*** Opening Data shown ***

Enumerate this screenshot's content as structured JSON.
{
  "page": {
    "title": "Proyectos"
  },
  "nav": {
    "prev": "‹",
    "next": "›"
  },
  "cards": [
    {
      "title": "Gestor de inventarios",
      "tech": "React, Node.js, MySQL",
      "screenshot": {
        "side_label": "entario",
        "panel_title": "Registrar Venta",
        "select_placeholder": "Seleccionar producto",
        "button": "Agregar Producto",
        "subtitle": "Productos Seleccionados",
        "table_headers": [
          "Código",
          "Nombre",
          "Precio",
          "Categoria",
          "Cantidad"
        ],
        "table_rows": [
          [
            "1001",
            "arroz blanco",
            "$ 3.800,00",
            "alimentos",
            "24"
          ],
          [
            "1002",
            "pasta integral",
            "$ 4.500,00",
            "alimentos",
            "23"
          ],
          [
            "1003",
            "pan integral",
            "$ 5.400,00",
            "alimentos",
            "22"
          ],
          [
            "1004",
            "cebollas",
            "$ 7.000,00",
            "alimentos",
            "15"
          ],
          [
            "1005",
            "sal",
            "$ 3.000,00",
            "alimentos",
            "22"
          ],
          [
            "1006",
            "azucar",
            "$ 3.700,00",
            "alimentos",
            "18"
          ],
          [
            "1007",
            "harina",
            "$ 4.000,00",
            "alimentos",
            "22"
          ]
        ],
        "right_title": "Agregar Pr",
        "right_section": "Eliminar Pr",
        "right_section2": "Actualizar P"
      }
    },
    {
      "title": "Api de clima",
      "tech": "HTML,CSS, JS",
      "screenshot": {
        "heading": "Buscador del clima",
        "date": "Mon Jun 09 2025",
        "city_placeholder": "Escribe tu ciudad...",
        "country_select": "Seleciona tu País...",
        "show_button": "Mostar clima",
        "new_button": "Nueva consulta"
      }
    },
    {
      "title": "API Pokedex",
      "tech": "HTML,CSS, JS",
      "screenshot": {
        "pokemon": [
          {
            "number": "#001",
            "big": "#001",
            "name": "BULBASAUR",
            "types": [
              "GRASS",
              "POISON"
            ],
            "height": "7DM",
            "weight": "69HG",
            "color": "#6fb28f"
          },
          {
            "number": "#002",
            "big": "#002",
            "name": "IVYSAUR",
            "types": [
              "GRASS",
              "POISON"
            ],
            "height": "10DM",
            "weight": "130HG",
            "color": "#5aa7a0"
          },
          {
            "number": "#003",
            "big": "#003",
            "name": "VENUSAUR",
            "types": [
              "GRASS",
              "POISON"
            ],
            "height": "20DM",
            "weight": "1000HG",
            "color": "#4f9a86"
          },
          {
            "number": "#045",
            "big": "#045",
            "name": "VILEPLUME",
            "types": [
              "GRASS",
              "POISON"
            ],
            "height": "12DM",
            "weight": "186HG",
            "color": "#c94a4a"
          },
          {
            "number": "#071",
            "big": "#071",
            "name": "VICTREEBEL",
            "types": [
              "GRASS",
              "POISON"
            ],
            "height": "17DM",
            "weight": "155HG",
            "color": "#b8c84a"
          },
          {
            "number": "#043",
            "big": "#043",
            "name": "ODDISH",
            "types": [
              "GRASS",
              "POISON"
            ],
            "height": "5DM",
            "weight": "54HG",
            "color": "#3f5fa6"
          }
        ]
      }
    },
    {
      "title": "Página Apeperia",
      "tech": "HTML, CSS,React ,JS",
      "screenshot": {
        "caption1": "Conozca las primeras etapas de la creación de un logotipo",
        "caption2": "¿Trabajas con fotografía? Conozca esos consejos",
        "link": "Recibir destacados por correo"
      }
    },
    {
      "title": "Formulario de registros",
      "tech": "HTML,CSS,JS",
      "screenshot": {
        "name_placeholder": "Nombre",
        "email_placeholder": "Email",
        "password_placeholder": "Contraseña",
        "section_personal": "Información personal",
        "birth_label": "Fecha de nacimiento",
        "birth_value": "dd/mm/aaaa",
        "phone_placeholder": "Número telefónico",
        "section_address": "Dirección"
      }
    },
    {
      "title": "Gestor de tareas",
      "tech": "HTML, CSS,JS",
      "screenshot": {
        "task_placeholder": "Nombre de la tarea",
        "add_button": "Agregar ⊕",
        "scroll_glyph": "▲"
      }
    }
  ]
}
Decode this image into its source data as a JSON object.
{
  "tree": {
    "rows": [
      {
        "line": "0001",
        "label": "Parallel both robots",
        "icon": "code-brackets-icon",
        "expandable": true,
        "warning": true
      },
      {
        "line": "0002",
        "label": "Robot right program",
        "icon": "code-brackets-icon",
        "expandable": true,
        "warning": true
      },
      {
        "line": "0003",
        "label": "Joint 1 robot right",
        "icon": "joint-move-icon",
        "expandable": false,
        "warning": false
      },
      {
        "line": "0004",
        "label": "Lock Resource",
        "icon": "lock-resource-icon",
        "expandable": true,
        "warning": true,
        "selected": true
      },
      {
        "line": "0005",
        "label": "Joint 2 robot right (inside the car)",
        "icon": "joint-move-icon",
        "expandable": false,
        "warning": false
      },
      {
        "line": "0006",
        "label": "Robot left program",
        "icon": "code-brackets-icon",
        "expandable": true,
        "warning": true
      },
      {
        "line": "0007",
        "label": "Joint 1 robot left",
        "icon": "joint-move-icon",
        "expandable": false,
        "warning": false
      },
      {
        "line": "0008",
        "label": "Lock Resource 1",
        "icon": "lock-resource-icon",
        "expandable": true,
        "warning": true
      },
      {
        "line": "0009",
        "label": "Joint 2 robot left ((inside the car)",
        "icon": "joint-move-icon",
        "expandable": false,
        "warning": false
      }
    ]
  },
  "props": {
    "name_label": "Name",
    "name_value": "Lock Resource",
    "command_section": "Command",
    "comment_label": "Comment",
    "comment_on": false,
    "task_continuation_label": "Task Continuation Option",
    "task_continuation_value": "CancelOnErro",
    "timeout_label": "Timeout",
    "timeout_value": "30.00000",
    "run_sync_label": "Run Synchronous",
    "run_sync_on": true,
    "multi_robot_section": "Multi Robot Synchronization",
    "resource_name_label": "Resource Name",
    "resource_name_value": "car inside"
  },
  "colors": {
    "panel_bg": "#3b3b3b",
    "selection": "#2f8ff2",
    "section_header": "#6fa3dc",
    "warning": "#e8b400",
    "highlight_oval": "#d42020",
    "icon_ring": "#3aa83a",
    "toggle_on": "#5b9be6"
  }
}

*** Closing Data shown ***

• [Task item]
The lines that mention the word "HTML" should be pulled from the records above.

• [Answer section]
      "tech": "HTML,CSS, JS",
      "tech": "HTML,CSS, JS",
      "tech": "HTML, CSS,React ,JS",
      "tech": "HTML,CSS,JS",
      "tech": "HTML, CSS,JS",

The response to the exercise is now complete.